What good is a sound app on a phone or iPod, really? Just ask a Filtatron user.
As with plug-ins and desktop software doodads, I find out of the sea of apps on iOS, a tiny handful are genuinely useful. But those select few can prove indispensable. I would count the Moog Filtatron in that category. Sure, in case there was any doubt, the app contains a subtle link to the Moog hardware catalog, an effort to upsell you to the company’s sound gear. And sure, owners of said gear might turn up their nose at the idea of something with the Moog logo on an iPhone.
But make no mistake: this is a darned useful tool, and a must-download if you have an iPod touch or iPhone. The surprise is, it may appeal most to lovers of other gear. Connect a mobile synth or noisemaker to your handheld, and you have a pocket-ready effects and recording unit. You can add simulated amp overdrive warmth, pop a handy delay on any audio out, and make quick samples on the go. You can plug into a mixer and have sound in a live performance set ready to go should other gear fail or crash. Any notion that mobile software will replace hardware dissolves in an instant. With the Filtatron app in your pocket, every audio jack and strange noise source begins to look like a chance for creative music making. It makes you seek out more gear, not less.

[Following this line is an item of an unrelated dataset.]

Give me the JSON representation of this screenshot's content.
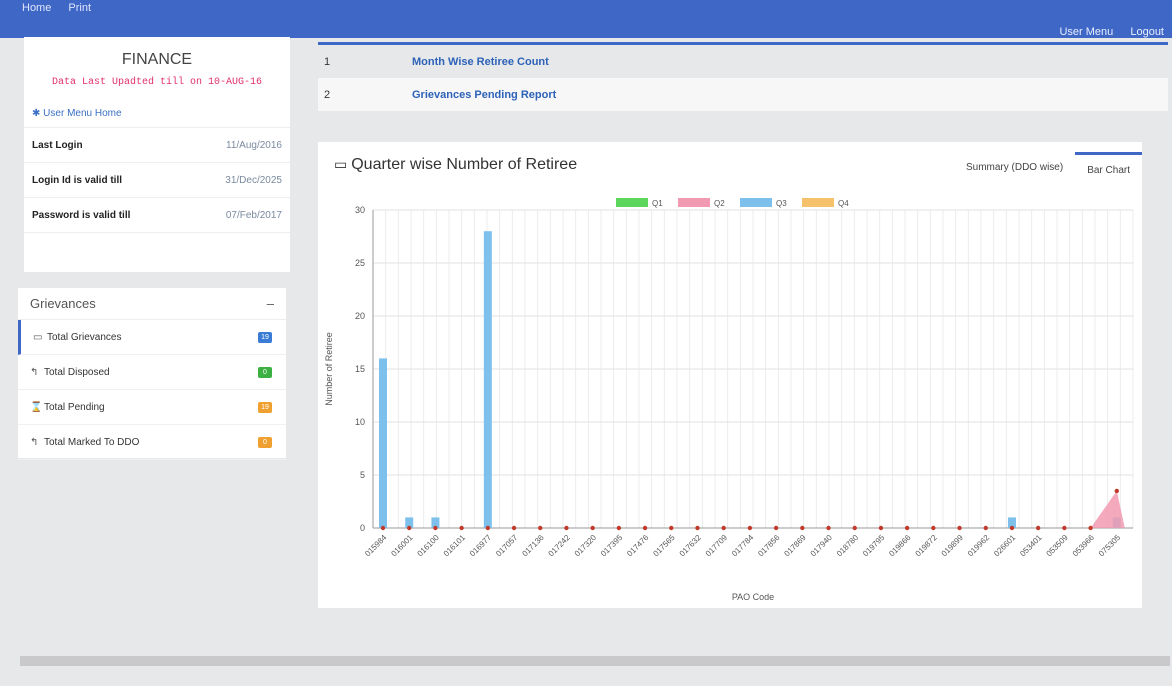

I can say this with more confidence now, as well, having been using the Filtatron for the past weeks. Something about its simplicity, its warm sound, the attention to finger-sized design, and its combination of features makes it ideal. I’ve used it to sample and transform various gear around the house and on the road, and played once with it live as external effect.

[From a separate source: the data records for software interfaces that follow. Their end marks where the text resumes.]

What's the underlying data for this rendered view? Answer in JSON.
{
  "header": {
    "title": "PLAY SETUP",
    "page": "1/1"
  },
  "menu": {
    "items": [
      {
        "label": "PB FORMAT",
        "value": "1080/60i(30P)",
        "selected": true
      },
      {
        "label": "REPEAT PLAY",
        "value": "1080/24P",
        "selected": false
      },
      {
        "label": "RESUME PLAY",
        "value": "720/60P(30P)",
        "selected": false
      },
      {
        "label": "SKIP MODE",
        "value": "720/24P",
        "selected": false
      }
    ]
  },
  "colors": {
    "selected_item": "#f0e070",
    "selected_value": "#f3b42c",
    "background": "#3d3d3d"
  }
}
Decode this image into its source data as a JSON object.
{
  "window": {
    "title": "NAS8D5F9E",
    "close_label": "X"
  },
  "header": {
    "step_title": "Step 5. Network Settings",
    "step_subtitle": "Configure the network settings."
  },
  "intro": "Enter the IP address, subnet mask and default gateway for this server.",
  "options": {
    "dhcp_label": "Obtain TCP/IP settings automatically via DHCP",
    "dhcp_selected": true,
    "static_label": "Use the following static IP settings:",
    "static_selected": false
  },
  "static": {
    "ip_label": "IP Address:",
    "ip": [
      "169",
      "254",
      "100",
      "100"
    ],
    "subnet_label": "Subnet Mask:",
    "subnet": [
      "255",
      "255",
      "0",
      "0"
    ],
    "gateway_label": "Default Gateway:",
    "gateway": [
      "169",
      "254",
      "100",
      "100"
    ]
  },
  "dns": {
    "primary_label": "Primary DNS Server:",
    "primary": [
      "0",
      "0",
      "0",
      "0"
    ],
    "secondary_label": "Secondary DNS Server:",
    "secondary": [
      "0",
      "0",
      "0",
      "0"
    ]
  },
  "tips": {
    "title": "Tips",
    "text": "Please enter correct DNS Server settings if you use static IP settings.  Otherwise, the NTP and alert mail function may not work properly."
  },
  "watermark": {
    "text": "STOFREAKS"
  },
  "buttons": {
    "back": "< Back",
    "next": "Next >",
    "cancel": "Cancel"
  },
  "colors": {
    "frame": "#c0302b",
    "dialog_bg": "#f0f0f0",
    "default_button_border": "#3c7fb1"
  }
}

Version 1.1 is here, the first update for the Filtatron, and it adds useful improvements:
- You can import sounds to the Sampler, and record and play back samples of any length.

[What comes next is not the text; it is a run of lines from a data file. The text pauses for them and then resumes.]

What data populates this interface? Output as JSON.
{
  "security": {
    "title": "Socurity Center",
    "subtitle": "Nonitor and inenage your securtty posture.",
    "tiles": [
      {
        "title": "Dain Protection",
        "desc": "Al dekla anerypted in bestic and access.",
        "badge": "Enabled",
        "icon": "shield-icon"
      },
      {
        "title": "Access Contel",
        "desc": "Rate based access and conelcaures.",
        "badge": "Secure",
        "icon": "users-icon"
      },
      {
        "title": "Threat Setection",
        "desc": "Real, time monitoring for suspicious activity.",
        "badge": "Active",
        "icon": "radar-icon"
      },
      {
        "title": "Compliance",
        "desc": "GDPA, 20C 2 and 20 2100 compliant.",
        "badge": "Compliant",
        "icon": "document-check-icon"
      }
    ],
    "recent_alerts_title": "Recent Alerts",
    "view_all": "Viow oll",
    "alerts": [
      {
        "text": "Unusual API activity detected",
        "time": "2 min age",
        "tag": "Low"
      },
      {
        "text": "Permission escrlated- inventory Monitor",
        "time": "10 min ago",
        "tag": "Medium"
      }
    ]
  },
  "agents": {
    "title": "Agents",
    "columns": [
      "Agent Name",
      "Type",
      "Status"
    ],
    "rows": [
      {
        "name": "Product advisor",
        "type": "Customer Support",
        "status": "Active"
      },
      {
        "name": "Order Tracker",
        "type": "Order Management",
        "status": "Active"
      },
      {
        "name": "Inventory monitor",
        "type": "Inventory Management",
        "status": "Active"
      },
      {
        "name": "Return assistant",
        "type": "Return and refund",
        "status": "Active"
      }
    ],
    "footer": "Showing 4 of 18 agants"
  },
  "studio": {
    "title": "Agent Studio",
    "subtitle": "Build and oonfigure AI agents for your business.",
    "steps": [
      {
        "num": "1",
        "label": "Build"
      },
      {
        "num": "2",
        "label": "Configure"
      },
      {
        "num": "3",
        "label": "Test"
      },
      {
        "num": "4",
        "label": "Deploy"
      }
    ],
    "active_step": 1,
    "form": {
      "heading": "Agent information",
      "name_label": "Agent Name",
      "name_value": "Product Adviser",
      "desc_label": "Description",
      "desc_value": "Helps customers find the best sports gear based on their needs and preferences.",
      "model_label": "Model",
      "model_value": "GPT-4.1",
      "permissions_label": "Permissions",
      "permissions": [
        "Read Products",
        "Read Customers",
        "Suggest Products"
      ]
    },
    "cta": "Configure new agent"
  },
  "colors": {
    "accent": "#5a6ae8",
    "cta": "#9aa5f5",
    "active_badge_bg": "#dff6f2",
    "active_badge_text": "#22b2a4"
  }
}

- The VCO pad now allows chromatic scales.
- You can choose to route audio to a speaker, earpiece, or even wireless audio via Bluetooth.
- A settings panel lets you tweak sample rate, audio latency, and control response.
I had no problem making the Filtatron work on my second-generation iPod touch – no minor feat, as that generation of device has a slower processor and often performs poorly with this sort of app. One thing I haven’t been able to test in 1.1 yet (aside from the Bluetooth stuff): I did have issues with the previous version making FTP sync work with longer recordings. I’ll let you know if that appears to be fixed. I was unable to entirely verify the issue even in the previous version.
But I think the Filtatron really is an ideal example of what a mobile music app can be. I’d love it even if it said Brogue on it.
See our original (and exclusive) first look from when this came out in October